As part of KPCC's "Season's Givings" series, Molly Peterson visits with volunteers who help maintain the L.A. County Arboretum.
Molly Peterson: I'm Molly Peterson with Season's Givings.
Diane Flood: How are you?
Flood: Welcome to... what is this place called?
Peterson: At the gate of Arcadia's Los Angeles County Arboretum, fourteen pairs of middle school eyes focus on Diane Flood. She knows no fear – she's a retired schoolteacher.
Flood: What is the Spanish word for tree?
Flood: And this is an ar-bor-etum, so it's a place of trees.
Peterson: Flood's shown many a group around the grounds. She's one of the Arboretum's 300 regulars, says Bob Weber. He heads the Arboretum's Los Voluntarios.
Bob Weber: Or we shorten it to Los Vols. It was started by the wife of the very first superintendent of the arboretum – 1948 about. Originally it was old ladies. And then after a while men started to join, so they changed it to Los Voluntarios.
Peterson: The name's a nod to the site's origins as Rancho Santa Anita.
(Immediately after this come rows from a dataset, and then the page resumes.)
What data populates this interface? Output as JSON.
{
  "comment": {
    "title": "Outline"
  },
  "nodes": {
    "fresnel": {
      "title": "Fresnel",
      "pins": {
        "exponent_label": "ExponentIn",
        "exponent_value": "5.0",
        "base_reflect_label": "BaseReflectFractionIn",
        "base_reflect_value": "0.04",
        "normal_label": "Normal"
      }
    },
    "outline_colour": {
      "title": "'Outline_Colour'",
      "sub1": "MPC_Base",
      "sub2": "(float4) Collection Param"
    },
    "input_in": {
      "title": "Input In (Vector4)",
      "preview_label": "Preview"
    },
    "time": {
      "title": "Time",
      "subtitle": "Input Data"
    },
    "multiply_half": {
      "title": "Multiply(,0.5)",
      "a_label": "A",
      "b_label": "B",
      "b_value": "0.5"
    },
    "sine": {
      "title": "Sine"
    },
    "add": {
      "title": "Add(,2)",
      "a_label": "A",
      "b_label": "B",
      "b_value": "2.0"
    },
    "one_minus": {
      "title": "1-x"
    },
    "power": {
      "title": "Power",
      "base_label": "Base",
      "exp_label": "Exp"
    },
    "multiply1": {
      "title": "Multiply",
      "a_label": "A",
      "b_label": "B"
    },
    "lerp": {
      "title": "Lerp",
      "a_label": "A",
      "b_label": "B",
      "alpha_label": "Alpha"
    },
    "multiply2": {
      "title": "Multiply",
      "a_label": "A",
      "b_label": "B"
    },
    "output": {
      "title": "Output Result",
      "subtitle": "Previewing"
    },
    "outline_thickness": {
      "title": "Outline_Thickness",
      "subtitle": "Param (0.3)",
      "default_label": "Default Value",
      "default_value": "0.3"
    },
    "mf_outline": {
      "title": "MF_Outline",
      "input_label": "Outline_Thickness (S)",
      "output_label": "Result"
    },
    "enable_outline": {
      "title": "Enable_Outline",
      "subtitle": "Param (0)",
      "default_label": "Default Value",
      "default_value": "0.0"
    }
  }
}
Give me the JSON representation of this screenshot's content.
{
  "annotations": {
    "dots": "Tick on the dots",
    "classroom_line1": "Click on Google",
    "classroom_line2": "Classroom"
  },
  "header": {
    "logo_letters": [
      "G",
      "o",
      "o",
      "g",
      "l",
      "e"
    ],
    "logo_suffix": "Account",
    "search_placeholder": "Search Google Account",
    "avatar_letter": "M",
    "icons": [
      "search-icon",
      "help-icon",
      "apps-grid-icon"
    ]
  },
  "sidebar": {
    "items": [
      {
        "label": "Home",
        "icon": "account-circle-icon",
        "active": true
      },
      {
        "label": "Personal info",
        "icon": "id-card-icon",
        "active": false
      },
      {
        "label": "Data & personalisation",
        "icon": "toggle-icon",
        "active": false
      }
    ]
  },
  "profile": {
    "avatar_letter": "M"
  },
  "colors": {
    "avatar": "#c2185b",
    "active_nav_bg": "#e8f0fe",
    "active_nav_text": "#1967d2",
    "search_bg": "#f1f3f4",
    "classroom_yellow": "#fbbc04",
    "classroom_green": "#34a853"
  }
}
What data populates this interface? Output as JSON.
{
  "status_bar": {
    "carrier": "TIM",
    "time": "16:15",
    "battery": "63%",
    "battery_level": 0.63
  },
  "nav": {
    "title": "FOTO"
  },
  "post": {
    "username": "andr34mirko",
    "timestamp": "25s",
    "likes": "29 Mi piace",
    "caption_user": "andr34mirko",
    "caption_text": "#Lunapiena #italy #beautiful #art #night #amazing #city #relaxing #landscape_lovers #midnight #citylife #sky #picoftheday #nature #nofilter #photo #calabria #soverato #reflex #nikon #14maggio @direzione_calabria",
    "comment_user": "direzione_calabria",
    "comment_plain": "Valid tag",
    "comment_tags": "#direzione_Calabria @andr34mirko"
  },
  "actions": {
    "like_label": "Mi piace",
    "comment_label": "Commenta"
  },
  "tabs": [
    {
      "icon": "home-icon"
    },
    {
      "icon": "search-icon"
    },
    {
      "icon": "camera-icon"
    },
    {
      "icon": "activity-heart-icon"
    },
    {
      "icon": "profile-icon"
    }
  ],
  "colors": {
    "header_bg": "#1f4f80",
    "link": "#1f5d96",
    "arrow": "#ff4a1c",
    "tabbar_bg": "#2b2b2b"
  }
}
Local officials opened the arboretum after World War II, but the buildings date to the 19th century, when Lucky Baldwin owned the land and ran horses nearby. Volunteer coordinator Nancy Carlton says that even former teachers get a full dose of schooling to learn about the place.
Nancy Carlton: The first thing we try to do is have them take our orientation. They actually take the tram tour as if they were a guest. And there's a slideshow, lots of background, lots of history.
Peterson: Tours aren't the only way to help at the arboretum.
Heather Brown: My name's Heather Brown, and I live in Altadena, California.
Peterson: Brown volunteers in the garden – where she can weed, water, keep watch against unwanted bugs, and tend flowering plants like orchids.
Brown: I wanted to learn more about the plants that I like so much, how to take care of them better. 'Cause I got my own at home and it doesn't always work out so well.
Peterson: Los Vols President Bob Weber says volunteers can pitch in a couple dozen other ways – including short-term, at the L.A. Garden Show each spring. His own reasons for joining were simple.
Weber: I was a teacher in Arcadia for 39 years and I loved to be outdoors and I liked to teach. It's a great place to be.
Peterson: But the Arboretum's delivered unexpected benefits too.
Weber: I saw a lady the other day and she's working up in the gardens, and she said, "Oh hi Bob, my daughter was in your class years ago." And I said, "When was that?" And she said "Well I dunno, but she's 57 now." (laughs) So yes, I do see parents and former students here, yes, it's fun.